_INPUT DATA_:
....

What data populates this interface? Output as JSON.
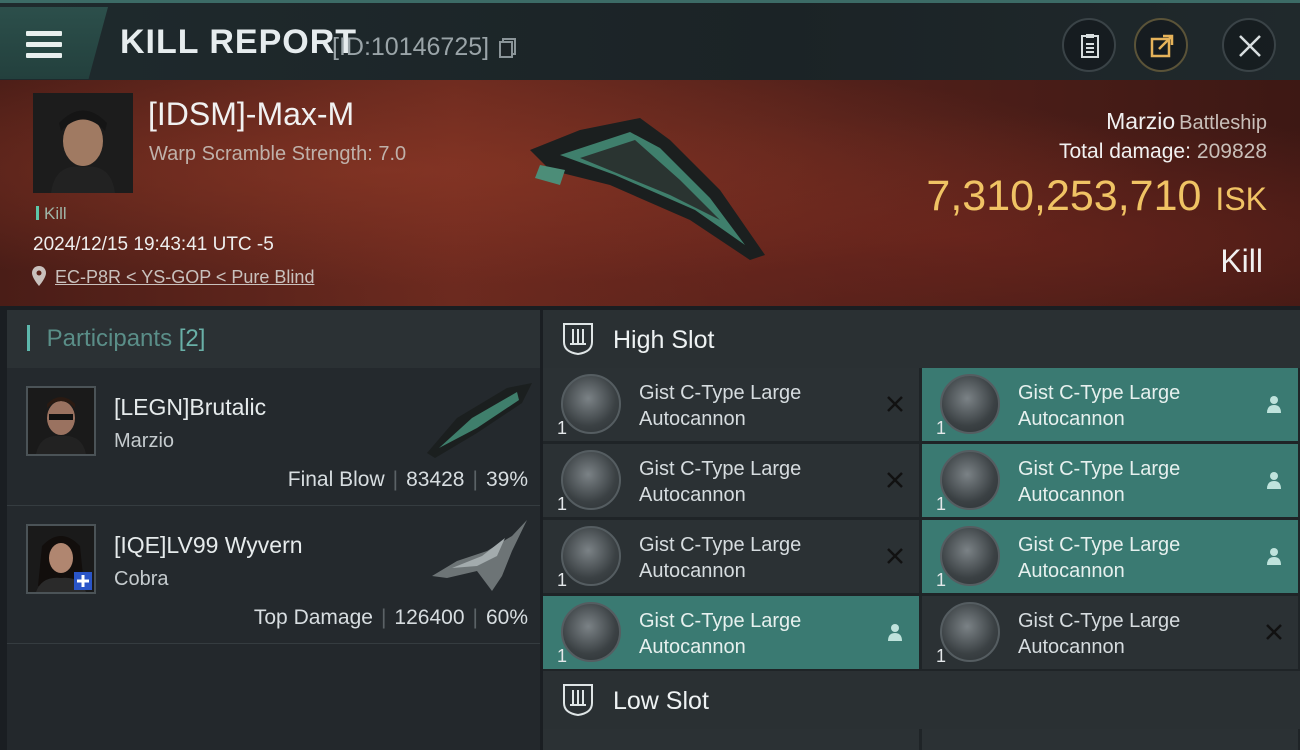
{
  "header": {
    "title": "KILL REPORT",
    "report_id": "[ID:10146725]"
  },
  "victim": {
    "name": "[IDSM]-Max-M",
    "scramble": "Warp Scramble Strength: 7.0",
    "tag": "Kill",
    "datetime": "2024/12/15 19:43:41 UTC -5",
    "location": "EC-P8R < YS-GOP < Pure Blind",
    "ship_name": "Marzio",
    "ship_class": "Battleship",
    "total_damage_label": "Total damage:",
    "total_damage": "209828",
    "isk_value": "7,310,253,710",
    "isk_unit": "ISK",
    "result": "Kill"
  },
  "participants": {
    "label": "Participants",
    "count": "[2]",
    "list": [
      {
        "name": "[LEGN]Brutalic",
        "ship": "Marzio",
        "role": "Final Blow",
        "damage": "83428",
        "percent": "39%"
      },
      {
        "name": "[IQE]LV99 Wyvern",
        "ship": "Cobra",
        "role": "Top Damage",
        "damage": "126400",
        "percent": "60%"
      }
    ]
  },
  "slots": {
    "high_title": "High Slot",
    "low_title": "Low Slot",
    "high_items": [
      {
        "name": "Gist C-Type Large Autocannon",
        "qty": "1",
        "status": "destroyed"
      },
      {
        "name": "Gist C-Type Large Autocannon",
        "qty": "1",
        "status": "dropped"
      },
      {
        "name": "Gist C-Type Large Autocannon",
        "qty": "1",
        "status": "destroyed"
      },
      {
        "name": "Gist C-Type Large Autocannon",
        "qty": "1",
        "status": "dropped"
      },
      {
        "name": "Gist C-Type Large Autocannon",
        "qty": "1",
        "status": "destroyed"
      },
      {
        "name": "Gist C-Type Large Autocannon",
        "qty": "1",
        "status": "dropped"
      },
      {
        "name": "Gist C-Type Large Autocannon",
        "qty": "1",
        "status": "dropped"
      },
      {
        "name": "Gist C-Type Large Autocannon",
        "qty": "1",
        "status": "destroyed"
      }
    ]
  },
  "colors": {
    "accent": "#3a7a72",
    "isk": "#f0c364",
    "banner": "#6b2a1f"
  },
  "icons": [
    "menu-icon",
    "copy-icon",
    "clipboard-icon",
    "share-icon",
    "close-icon",
    "location-pin-icon",
    "high-slot-icon",
    "low-slot-icon",
    "person-icon",
    "x-mark-icon"
  ]
}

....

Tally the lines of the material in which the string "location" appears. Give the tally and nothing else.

_EXERCISE SOLUTION_: 2